Dr. Fisher suggested that we should not assume that even publically funded research is always in the interest of the public good. First she questioned who this "public" is. Second, we need more transparency on the part of funders, including the government, about the purposes of research they are supporting. Using personal biomedical data for future research on social issues (for example, the NIH Violence Initiative, which looked at potential biological causes of crime in urban environments) has the potential to lead to group harms such as stigmatization or problems getting insurance. There has to be more oversight with respect to future harms associated with use of our data that we can't anticipate now. Such concerns might be mitigated by public transparency and soliciting stakeholder input, as both measures influence what research the government chooses to fund.

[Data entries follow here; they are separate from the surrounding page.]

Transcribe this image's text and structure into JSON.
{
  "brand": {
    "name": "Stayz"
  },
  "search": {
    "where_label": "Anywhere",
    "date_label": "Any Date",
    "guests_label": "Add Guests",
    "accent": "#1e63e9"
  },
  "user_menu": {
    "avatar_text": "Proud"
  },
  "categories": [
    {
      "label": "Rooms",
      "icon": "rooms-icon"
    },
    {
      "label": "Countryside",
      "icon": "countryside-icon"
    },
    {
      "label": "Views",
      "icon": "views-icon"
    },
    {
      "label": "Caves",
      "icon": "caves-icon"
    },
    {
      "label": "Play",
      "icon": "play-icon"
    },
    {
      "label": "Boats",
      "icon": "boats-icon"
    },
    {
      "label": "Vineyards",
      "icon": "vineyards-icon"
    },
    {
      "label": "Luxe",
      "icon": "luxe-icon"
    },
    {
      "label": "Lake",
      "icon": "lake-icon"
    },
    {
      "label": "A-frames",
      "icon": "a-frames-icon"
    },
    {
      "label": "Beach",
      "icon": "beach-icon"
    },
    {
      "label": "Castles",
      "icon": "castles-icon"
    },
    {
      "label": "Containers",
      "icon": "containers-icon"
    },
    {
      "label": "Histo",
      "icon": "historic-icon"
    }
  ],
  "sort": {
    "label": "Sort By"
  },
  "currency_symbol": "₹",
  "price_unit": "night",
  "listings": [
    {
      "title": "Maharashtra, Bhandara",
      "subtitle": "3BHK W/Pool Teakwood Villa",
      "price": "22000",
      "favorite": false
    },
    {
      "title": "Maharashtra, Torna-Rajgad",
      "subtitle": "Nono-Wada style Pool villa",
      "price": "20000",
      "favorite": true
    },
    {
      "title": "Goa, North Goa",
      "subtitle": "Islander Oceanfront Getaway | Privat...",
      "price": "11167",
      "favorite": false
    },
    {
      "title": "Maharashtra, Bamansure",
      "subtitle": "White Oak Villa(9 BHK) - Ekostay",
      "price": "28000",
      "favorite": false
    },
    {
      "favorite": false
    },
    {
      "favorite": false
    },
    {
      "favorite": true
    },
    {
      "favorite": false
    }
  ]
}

Sharon Shriver, PhD, from PRIM&R, raised the concern that much of the discussion during the workshop assumes that research data can be fully de-identified. However, our ability to de-identify data (especially genetic data) might be constrained by future technological developments. Workshop participants discussed how the possibility of criminal penalties for re-identification of de-identified material might deter such practices in the future. Other participants raised the problem that the more data are de-identified, the less useful it is for research purposes.
Professor Glantz asked the workshop participants to reflect on the evolving expectations of privacy, and whether there is still such a thing as a "reasonable expectation of privacy," given our new data access and sharing landscape.
Dr. Rivera and others pointed out that conceptions of privacy change over time with new technology, and that our current system of research protections does not acknowledge the way people increasingly live their lives online and on social media where they are willing to accept reduced privacy for better online interactions.
Ms. Odwazny argued that the Common Rule's regulatory scheme does not encourage this kind of research exceptionalism because "the regulatory definition of minimal risk does allow for daily life risk standards." Furthermore, IRBs are often presented with big data research proposals that ought not to be regulated as human subjects research because the data being used is not private and identifiable. One possible solution, therefore, is IRB education of the type that PRIM&R provides, to help IRBs better understand when big data research is human subjects research, and when it poses more than minimal risks.
Dr. Ajunwa took issue with the idea of people "willingly trading their privacy," which had come up earlier, because it suggests deeper awareness of how privacy is being invaded than many people have. For example, some employers tout their workplace wellness programs as benefits to employees, but don't acknowledge that the programs are means to acquire employee's health data for un-disclosed third party commercial uses.
Dr. Zimmer raised the point that social media giants like Facebook socialize people to share more information online and revise their privacy expectations. However, just because the public is increasingly more likely to share their information via social media platforms does not necessarily mean their expectations of privacy have changed; we should look at the context within which people originally chose to share their information.